If you just sneezed, something was probably irritating or tickling the inside of your nose. Sneezing, also called sternutation, is your body’s way of removing an irritation from your nose.
When the inside of your nose gets a tickle, a message is sent to a special part of your brain called the sneeze center. The sneeze center then sends a message to all the muscles that have to work together to create the amazingly complicated process that we call the sneeze.
Some of the muscles involved are the abdominal (belly) muscles, the chest muscles, the diaphragm (the large muscle beneath your lungs that makes you breathe), the muscles that control your vocal cords, and muscles in the back of your throat.
Don’t forget the eyelid muscles! Did you know that you always close your eyes when you sneeze?

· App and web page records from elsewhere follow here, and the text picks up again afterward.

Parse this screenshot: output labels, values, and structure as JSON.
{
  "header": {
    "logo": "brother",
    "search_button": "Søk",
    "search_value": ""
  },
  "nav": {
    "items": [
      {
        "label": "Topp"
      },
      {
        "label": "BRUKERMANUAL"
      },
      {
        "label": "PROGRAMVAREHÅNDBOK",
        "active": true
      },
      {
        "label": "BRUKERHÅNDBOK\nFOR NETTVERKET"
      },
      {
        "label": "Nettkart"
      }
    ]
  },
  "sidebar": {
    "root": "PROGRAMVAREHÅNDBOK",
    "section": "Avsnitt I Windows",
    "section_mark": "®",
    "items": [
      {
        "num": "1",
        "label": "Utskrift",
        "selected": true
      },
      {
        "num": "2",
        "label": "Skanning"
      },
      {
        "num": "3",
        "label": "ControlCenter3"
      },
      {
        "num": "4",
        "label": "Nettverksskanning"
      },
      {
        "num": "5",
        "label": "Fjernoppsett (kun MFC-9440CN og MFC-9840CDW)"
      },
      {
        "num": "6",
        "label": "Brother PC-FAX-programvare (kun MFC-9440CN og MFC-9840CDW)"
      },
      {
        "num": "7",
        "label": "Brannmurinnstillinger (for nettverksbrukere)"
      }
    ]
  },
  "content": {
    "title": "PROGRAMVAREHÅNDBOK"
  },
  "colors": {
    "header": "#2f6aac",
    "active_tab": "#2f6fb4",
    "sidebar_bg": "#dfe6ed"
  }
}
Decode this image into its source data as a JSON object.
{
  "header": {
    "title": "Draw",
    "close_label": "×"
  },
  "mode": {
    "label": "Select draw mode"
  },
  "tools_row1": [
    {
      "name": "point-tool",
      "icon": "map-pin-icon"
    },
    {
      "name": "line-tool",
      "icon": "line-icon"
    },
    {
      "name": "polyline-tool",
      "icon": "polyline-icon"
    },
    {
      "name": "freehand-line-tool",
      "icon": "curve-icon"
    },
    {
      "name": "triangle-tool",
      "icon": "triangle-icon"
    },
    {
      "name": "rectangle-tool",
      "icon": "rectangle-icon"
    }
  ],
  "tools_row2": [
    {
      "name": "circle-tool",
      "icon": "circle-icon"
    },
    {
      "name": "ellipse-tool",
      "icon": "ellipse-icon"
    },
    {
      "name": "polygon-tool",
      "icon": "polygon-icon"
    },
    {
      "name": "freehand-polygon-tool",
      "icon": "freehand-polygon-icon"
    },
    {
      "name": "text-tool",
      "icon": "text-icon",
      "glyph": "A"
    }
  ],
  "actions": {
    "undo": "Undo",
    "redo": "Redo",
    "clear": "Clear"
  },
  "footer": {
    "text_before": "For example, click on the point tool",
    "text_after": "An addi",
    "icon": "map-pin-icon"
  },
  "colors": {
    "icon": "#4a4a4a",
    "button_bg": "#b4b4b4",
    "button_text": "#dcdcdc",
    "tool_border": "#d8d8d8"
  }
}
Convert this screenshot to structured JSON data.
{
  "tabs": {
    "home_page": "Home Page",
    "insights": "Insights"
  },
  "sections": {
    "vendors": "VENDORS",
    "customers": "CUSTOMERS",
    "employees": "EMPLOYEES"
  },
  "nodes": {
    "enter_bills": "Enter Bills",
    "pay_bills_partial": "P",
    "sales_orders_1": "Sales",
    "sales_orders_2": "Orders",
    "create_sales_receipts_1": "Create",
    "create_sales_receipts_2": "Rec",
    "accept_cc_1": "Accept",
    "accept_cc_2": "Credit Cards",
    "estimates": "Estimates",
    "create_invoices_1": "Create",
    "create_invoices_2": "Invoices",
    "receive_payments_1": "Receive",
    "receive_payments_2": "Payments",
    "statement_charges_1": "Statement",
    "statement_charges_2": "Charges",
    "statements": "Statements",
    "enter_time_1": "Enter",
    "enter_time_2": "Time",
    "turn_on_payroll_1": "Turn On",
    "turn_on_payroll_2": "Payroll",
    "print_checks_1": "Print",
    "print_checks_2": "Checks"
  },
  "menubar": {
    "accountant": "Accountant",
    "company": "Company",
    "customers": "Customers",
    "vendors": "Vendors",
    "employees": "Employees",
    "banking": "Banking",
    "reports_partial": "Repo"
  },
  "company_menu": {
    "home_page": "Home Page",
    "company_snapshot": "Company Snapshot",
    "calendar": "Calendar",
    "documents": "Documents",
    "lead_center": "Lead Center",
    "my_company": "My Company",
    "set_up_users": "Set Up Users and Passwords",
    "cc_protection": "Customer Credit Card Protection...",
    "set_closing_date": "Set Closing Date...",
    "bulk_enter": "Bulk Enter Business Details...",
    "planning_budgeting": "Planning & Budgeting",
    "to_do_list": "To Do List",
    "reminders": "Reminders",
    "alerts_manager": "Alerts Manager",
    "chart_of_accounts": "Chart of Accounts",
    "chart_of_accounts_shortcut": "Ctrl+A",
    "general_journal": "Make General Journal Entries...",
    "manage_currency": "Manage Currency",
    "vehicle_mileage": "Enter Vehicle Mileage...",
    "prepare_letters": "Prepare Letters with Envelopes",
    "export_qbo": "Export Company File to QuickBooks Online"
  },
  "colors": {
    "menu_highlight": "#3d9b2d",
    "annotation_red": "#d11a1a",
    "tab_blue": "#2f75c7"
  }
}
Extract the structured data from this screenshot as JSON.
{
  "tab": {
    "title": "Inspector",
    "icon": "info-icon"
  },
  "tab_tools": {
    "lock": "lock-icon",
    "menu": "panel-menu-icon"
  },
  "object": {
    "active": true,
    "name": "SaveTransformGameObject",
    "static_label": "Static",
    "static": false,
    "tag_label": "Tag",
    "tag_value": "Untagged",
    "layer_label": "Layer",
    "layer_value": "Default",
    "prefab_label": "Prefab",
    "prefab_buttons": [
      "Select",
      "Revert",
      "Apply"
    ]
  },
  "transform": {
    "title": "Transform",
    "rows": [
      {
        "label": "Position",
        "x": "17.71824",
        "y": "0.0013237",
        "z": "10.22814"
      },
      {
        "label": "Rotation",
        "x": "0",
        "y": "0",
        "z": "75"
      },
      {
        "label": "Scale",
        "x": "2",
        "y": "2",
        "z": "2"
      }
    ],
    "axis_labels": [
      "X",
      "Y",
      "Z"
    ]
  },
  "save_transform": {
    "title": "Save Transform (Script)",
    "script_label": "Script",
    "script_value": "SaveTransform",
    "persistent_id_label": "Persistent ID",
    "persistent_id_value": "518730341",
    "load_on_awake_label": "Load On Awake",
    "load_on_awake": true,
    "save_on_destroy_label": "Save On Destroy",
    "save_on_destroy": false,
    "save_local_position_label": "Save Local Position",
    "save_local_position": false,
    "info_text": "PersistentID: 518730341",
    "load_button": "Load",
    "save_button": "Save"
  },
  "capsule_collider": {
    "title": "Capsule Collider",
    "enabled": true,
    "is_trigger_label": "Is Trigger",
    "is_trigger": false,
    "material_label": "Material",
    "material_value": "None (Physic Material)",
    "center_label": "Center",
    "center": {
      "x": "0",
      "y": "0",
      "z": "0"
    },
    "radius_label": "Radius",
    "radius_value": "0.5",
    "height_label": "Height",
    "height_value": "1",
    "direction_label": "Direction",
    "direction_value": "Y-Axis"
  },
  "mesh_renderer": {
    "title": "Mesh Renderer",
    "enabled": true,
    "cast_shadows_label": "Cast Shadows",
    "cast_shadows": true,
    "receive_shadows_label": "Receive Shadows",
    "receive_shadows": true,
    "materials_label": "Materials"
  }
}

It is the job of the sneeze center to make all these muscles work together, in just the right order, to send that irritation flying out of your nose. And fly it does — sneezing can send tiny particles speeding out of your nose at up to 100 miles per hour!
Massachusetts Institute of Technology (MIT) researcher Lydia Bourouiba and her colleagues are studying what really happens when a person sneezes. They’re using high-speed imaging to film the cloud of droplets that a sneeze creates. Then, the Bourouiba Research Group uses math to analyze what’s going on with all those droplets. They hope to learn more about how illnesses spread.